Weekly Roundup

Rise of Retail: Individual investors are investing in the stock market at a pace similar to the 2021 meme-stock frenzy, buying stocks worth $76 billion during a three-month period ending on May 24, compared with net purchases of $80.6 billion between January and March 2021, Vanda data showed.

World Economic Forum: Crypto took center stage in Davos as firms encouraged faster adoption of the technology, with Tether even giving away free pizza on the Promenade to celebrate Bitcoin Pizza Day.

MiamiCoin: Miami Mayor Francis Suarez is working with the operator of the city’s digital currency to resolve glitches after it was reported that the digital currency has fallen below 95% of its original value.

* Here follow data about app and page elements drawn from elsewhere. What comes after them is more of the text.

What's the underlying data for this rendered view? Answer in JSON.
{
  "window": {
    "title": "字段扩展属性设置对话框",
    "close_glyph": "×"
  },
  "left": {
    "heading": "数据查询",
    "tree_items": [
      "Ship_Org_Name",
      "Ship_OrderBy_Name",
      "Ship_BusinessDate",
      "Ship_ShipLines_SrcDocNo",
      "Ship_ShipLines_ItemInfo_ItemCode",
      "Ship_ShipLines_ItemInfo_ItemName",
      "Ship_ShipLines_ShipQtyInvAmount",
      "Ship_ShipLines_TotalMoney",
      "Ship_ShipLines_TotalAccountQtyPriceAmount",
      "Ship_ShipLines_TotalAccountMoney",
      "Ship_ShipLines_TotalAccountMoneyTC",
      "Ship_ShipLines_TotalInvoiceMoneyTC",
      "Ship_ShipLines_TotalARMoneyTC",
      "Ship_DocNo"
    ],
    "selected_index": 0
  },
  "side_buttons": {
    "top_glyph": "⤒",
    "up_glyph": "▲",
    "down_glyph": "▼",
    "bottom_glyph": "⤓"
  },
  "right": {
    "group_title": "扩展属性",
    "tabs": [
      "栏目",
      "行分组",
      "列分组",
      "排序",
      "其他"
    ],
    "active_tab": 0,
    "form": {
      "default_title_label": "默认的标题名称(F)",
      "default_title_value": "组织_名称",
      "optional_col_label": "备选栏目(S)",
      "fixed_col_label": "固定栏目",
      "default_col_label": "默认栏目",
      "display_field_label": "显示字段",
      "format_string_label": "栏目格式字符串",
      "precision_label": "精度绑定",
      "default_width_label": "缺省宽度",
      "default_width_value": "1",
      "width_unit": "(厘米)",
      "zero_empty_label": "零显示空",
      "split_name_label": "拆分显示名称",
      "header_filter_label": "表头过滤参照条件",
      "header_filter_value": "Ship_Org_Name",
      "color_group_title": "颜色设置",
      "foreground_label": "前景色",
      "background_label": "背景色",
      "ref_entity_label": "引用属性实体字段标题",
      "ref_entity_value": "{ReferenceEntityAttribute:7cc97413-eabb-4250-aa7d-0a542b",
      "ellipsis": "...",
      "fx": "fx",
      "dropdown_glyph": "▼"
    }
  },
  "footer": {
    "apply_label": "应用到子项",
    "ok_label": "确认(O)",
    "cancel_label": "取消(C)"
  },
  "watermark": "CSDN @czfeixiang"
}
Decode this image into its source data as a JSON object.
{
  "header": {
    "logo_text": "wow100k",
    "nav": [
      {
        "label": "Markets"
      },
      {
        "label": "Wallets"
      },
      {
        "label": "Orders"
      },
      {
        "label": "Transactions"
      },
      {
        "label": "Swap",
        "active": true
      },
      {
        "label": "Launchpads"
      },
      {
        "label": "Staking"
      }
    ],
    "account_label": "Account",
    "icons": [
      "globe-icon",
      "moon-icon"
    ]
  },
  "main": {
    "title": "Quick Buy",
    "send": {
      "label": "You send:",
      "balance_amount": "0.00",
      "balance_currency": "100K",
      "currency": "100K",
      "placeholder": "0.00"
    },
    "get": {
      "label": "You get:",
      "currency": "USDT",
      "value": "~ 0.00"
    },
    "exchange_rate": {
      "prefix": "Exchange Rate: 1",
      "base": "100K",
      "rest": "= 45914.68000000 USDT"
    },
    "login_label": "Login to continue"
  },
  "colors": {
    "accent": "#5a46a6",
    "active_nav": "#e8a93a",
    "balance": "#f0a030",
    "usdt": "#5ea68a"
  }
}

Market Data Ruling: A U.S. appeals court ruled that the Securities and Exchange Commission can proceed with its overhaul of the way essential stock market data is collected and disseminated, holding in favor of competition and transparency.

Fintech Funding: Fintech startup and alternative credit asset manager Viola Credit closed its latest $700 million fund, which will provide asset-based lending capital to FinTech, PropTech and InsurTech startups.

Credit Trading Algorithms: It was reported that credit trading algorithms are better equipped to price bonds during periods of market stress, in part because of data gathered during the 2020 turmoil.

In the Mix: This Week’s Top FinTech Thought Leader

Doug Cifu, CEO, Virtu, delivered a keynote discussion on the growth of retail investing, execution quality, price improvement, payment for order flow, and other market structure topics at the Bloomberg Market Structure 3.0 Conference.

Securities and Exchange Commissioner Hester Peirce remarked that the US has dropped the ball on crypto regulation at the DC Blockchain Summit, noting, “there’s a lot of fraud in this space, because it’s the hot area of the moment. …The other piece that does concern me is the way that we’ve sort of dropped the regulatory ball.”

Sebastian Siemiatkowski, CEO and Co-Founder, Klarna, said that the company will focus less on growth and more on short-term profitability, after cutting 10% of Klarna’s more than 7,000-strong workforce.